MKY: Holy Motors is so fucking good! That kid in _Cosmopolis _was decent too. He might go places. YEAR OF THE RAT!
DCH: Russian Doll Season 2
I was apprehensive when news got out that there was going to be a second season. Having binged the whole second season in a day I can say I was wrong to be hesitant. The same unique mix of magical realism x absurdism is on display here. I’ve heard it loosely described as “Colombo meets Doctor Who” which is apt but far from incomplete. Natasha Lyonne’s Nadia is _the most _New York character in pop culture today – makes me miss home.
LZ: Millennial Preach Garbage, by Zen Mother
IT’S FINALLY HERE!!!! I waited for this album for two years since it was announced to be released! Due to a scandal involving one of the band members, they were expelled from the label where they were originally releasing this album, but now it’s finally here and it’s beautiful. Highlight to the tracks Order, Henri Matisse and The Fugitive.
Kiss of Death, by IC3PEAK
They are back and on fire. I already recommended this Russian duo here, but not only have they released this new amazing album but they’re also touring in Europe and donating profits to Ukraine. Highlights to the tracks Dead But Pretty, Vampir, Are you scared? I’m not and Let’s die together… or basically the whole album lol.
Preorders are up for this fantastic, forward-looking and hopeful sci-fi (solarpunk-ish, but I imagine it will be broader than that) anthology with a stellar line-up of authors involved.

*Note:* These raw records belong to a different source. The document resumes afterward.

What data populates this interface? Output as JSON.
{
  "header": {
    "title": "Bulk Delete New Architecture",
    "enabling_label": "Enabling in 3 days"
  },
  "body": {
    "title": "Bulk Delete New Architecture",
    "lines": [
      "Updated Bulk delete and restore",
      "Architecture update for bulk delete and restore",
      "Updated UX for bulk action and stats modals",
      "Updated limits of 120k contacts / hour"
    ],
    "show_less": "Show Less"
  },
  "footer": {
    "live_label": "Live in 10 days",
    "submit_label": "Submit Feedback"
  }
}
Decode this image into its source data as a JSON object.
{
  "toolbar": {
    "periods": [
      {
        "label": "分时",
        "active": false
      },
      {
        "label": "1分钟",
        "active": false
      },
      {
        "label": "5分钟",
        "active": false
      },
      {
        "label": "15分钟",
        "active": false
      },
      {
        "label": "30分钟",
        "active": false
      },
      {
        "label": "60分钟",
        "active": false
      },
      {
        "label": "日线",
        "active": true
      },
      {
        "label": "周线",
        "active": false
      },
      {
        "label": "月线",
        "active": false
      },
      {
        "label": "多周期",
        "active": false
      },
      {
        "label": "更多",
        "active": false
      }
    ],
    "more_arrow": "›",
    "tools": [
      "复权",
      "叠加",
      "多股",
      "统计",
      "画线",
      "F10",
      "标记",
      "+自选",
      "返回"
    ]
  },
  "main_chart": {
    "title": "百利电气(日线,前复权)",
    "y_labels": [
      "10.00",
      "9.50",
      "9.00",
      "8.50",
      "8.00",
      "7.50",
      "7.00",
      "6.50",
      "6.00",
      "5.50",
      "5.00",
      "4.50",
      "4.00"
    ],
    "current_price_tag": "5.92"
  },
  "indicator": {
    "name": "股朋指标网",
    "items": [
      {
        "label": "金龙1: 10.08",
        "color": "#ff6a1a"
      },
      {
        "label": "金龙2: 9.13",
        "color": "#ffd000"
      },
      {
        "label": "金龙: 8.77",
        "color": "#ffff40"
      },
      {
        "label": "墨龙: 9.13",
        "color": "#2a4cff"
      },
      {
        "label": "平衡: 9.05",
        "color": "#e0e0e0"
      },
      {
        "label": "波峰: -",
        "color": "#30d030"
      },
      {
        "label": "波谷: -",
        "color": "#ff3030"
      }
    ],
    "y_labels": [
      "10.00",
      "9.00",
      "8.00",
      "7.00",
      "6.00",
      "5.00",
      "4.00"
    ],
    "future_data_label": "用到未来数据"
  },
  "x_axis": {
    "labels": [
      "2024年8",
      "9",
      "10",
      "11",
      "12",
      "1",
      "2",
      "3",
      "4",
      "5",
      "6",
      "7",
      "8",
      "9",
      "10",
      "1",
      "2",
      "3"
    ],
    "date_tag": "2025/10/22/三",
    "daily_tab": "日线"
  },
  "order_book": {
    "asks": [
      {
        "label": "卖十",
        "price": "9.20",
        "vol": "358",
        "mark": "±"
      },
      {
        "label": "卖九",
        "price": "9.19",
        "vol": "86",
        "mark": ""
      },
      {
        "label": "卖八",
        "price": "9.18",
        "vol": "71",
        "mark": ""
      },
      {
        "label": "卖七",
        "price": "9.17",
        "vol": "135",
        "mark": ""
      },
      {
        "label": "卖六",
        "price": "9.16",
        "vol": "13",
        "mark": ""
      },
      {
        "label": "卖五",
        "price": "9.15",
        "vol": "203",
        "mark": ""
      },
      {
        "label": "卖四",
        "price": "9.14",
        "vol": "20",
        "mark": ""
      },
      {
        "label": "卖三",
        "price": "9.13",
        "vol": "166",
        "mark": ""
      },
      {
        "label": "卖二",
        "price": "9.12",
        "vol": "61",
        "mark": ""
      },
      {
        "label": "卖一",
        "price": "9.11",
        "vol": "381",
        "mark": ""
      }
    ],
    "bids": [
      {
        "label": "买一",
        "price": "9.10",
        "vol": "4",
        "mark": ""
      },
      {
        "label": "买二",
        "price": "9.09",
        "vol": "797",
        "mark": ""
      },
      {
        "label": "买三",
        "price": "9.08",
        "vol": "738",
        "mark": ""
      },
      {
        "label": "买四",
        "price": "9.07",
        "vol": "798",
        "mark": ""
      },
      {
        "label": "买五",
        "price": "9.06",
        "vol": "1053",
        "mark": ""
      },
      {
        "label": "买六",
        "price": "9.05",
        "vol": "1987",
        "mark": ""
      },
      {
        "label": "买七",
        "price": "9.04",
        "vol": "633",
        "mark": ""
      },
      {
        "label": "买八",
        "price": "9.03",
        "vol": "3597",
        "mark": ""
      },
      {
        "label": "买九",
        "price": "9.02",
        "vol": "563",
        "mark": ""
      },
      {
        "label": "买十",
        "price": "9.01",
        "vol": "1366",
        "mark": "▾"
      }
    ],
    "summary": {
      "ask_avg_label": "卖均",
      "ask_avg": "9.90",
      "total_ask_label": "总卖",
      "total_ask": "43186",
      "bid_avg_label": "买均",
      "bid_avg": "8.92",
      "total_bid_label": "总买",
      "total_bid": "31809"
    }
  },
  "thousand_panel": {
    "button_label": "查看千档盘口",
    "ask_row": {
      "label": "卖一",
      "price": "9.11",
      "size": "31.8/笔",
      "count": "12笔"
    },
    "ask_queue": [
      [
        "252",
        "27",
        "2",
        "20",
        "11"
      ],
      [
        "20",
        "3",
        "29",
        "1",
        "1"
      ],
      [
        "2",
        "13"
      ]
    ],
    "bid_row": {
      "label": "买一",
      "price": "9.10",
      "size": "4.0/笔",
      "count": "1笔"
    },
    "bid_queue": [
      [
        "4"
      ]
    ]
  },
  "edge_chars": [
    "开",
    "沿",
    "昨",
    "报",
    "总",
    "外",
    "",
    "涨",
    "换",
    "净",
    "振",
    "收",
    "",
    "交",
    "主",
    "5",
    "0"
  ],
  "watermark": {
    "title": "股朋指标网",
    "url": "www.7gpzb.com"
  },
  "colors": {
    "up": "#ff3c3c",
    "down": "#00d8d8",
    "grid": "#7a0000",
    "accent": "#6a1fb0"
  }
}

On this episode, the buddies revisit Fisher’s blogpost “Terminator Versus Avatar” and explore its extended implications for the contemporary.